Acumen founder and CEO Jacqueline Novogratz also highlighted the crucial need to access strategic public finances, such as those provided by GCF, in Acumen’s ability to kickstart the growth of private off-grid solar companies in East Africa.
Acumen began investing in African clean energy companies from 2007, but plans by the impact investor to build on initial investments by drawing from other financial sources were unsuccessful.
“That is when the long-term capital, the flexible capital, of GCF played such a critical role,” said Novogratz. GCF’s partnership with Acumen resulted in the USD 110 million KawiSafi Ventures Fund which has supported the local private sector in providing 100 million African people with power - in a continent where 45 percent of the population lack access to electricity.
A number of GPIC 2021 participants also stressed the need to base long-term investments on new perceptions of business risk which account for climate change. Only in this way, will it be possible to create and develop green markets that generate large-scale profits.
Novogratz added though that while low-income communities and nations must be allowed to develop economically, “trade offs” in business approaches - which sometimes do not focus entirely on profits - will sometimes be necessary.
“We have to recognize that some of us have to be willing to trade, so that we can create a just, inclusive and sustainable world,” she said.
Convergence CEO Joan M. Larrea, meanwhile, said the use of blended finance is crucial in generating catalytic capital that draws on public or philanthropic sources to increase private sector investment in sustainable development.
While the institutional investors of the world are increasingly seeing the risks of inaction on climate change, there is still a need to use blended finance to kickstart major investments through the initial use of grants, patient capital, soft loans and junior equity, she said.
“It is not enough for governments and for the private sector to operate separately anymore. We need to rewire, or even short circuit, the wires of international finance if we are going to address our climate emergency,” said Larrea.

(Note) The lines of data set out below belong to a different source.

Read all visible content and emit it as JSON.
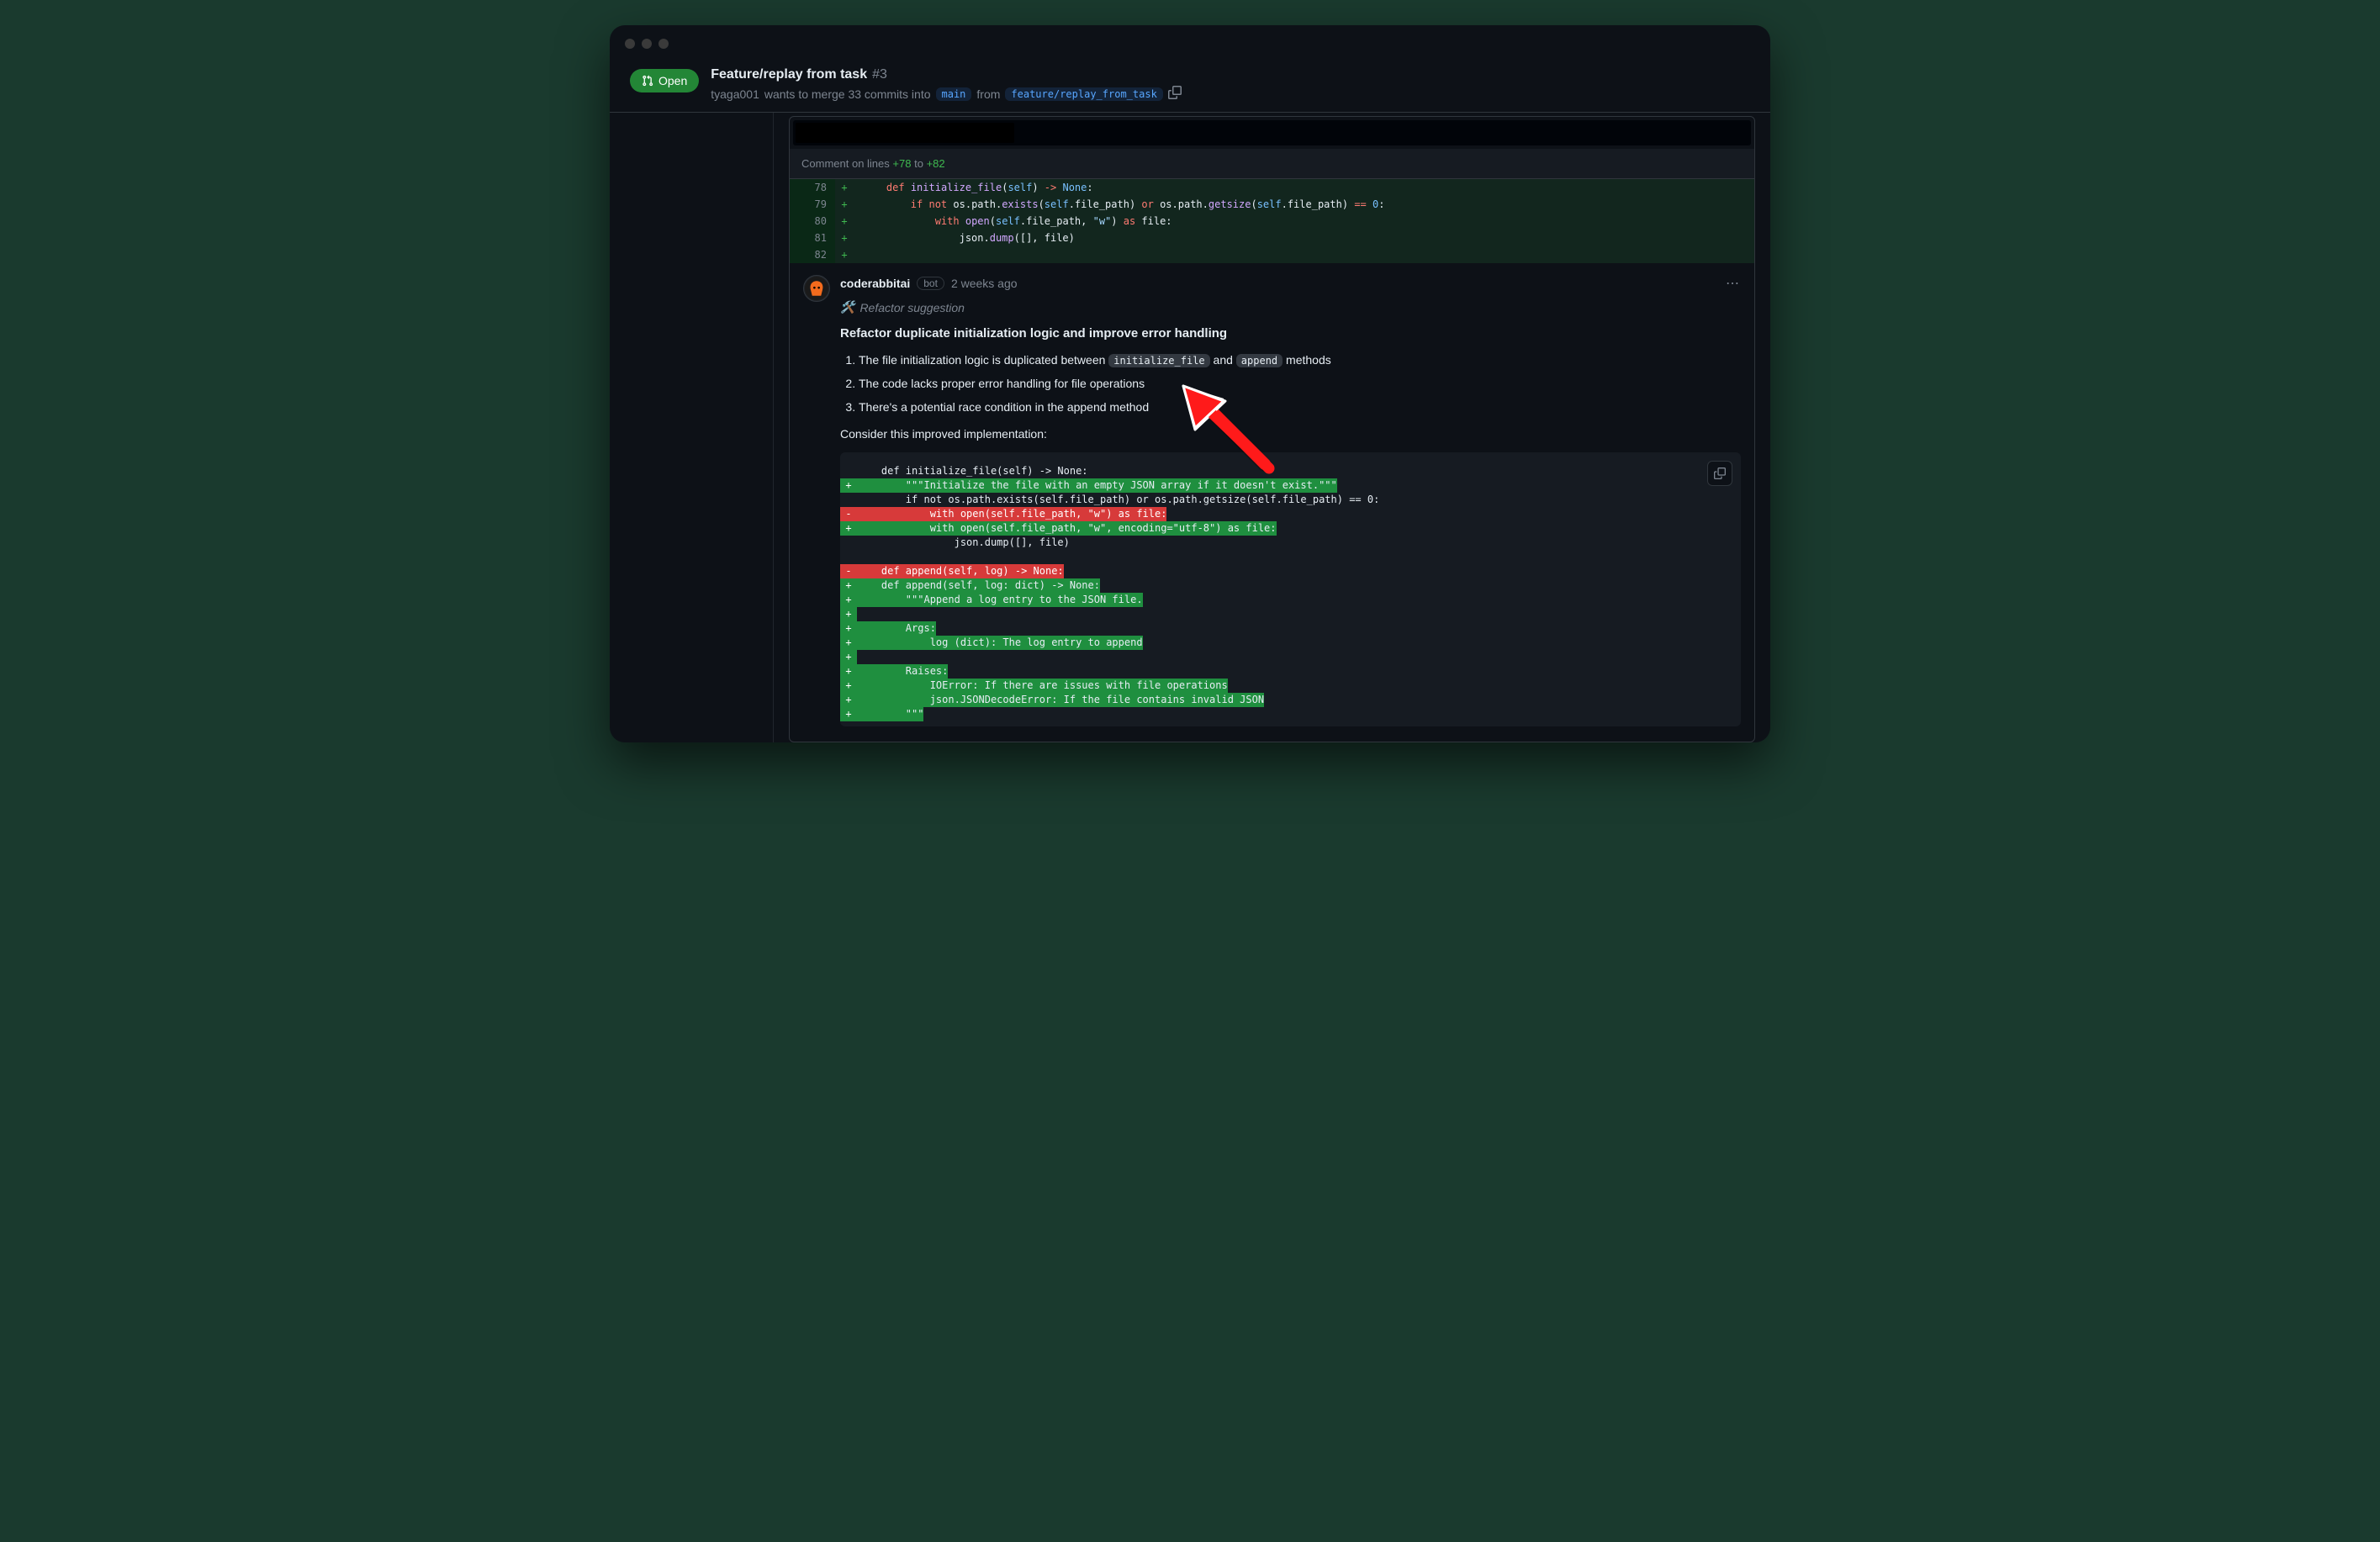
{
  "status": {
    "label": "Open"
  },
  "pr": {
    "title": "Feature/replay from task",
    "number": "#3",
    "user": "tyaga001",
    "merge_text_pre": "wants to merge 33 commits into",
    "base_branch": "main",
    "from_label": "from",
    "head_branch": "feature/replay_from_task"
  },
  "lines_comment": {
    "prefix": "Comment on lines",
    "from": "+78",
    "to_label": "to",
    "to": "+82"
  },
  "code": {
    "rows": [
      {
        "n": "78",
        "m": "+",
        "html": "    <span class='tok-kw'>def</span> <span class='tok-fn'>initialize_file</span>(<span class='tok-self'>self</span>) <span class='tok-op'>-&gt;</span> <span class='tok-const'>None</span>:"
      },
      {
        "n": "79",
        "m": "+",
        "html": "        <span class='tok-kw'>if</span> <span class='tok-kw'>not</span> os.path.<span class='tok-fn'>exists</span>(<span class='tok-self'>self</span>.file_path) <span class='tok-kw'>or</span> os.path.<span class='tok-fn'>getsize</span>(<span class='tok-self'>self</span>.file_path) <span class='tok-op'>==</span> <span class='tok-num'>0</span>:"
      },
      {
        "n": "80",
        "m": "+",
        "html": "            <span class='tok-kw'>with</span> <span class='tok-fn'>open</span>(<span class='tok-self'>self</span>.file_path, <span class='tok-str'>\"w\"</span>) <span class='tok-kw'>as</span> file:"
      },
      {
        "n": "81",
        "m": "+",
        "html": "                json.<span class='tok-fn'>dump</span>([], file)"
      },
      {
        "n": "82",
        "m": "+",
        "html": ""
      }
    ]
  },
  "comment": {
    "author": "coderabbitai",
    "bot_label": "bot",
    "timestamp": "2 weeks ago",
    "suggest_icon": "🛠️",
    "suggest_label": "Refactor suggestion",
    "title": "Refactor duplicate initialization logic and improve error handling",
    "points": {
      "p1_pre": "The file initialization logic is duplicated between ",
      "p1_code1": "initialize_file",
      "p1_mid": " and ",
      "p1_code2": "append",
      "p1_post": " methods",
      "p2": "The code lacks proper error handling for file operations",
      "p3": "There's a potential race condition in the append method"
    },
    "consider": "Consider this improved implementation:"
  },
  "diff": {
    "lines": [
      {
        "t": "ctx",
        "s": " ",
        "c": "    def initialize_file(self) -> None:"
      },
      {
        "t": "add",
        "s": "+",
        "c": "        \"\"\"Initialize the file with an empty JSON array if it doesn't exist.\"\"\""
      },
      {
        "t": "ctx",
        "s": " ",
        "c": "        if not os.path.exists(self.file_path) or os.path.getsize(self.file_path) == 0:"
      },
      {
        "t": "del",
        "s": "-",
        "c": "            with open(self.file_path, \"w\") as file:"
      },
      {
        "t": "add",
        "s": "+",
        "c": "            with open(self.file_path, \"w\", encoding=\"utf-8\") as file:"
      },
      {
        "t": "ctx",
        "s": " ",
        "c": "                json.dump([], file)"
      },
      {
        "t": "ctx",
        "s": " ",
        "c": ""
      },
      {
        "t": "del",
        "s": "-",
        "c": "    def append(self, log) -> None:"
      },
      {
        "t": "add",
        "s": "+",
        "c": "    def append(self, log: dict) -> None:"
      },
      {
        "t": "add",
        "s": "+",
        "c": "        \"\"\"Append a log entry to the JSON file."
      },
      {
        "t": "add",
        "s": "+",
        "c": ""
      },
      {
        "t": "add",
        "s": "+",
        "c": "        Args:"
      },
      {
        "t": "add",
        "s": "+",
        "c": "            log (dict): The log entry to append"
      },
      {
        "t": "add",
        "s": "+",
        "c": ""
      },
      {
        "t": "add",
        "s": "+",
        "c": "        Raises:"
      },
      {
        "t": "add",
        "s": "+",
        "c": "            IOError: If there are issues with file operations"
      },
      {
        "t": "add",
        "s": "+",
        "c": "            json.JSONDecodeError: If the file contains invalid JSON"
      },
      {
        "t": "add",
        "s": "+",
        "c": "        \"\"\""
      }
    ]
  }
}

GCF will study the results of GPIC 2021 to see how it can further leverage its climate finance portfolio, amounting to USD 37.2 billion when accounting for co-financing, to deepen its private sector partnerships to support large-scale projects while also aiding the most climate vulnerable at the small scale.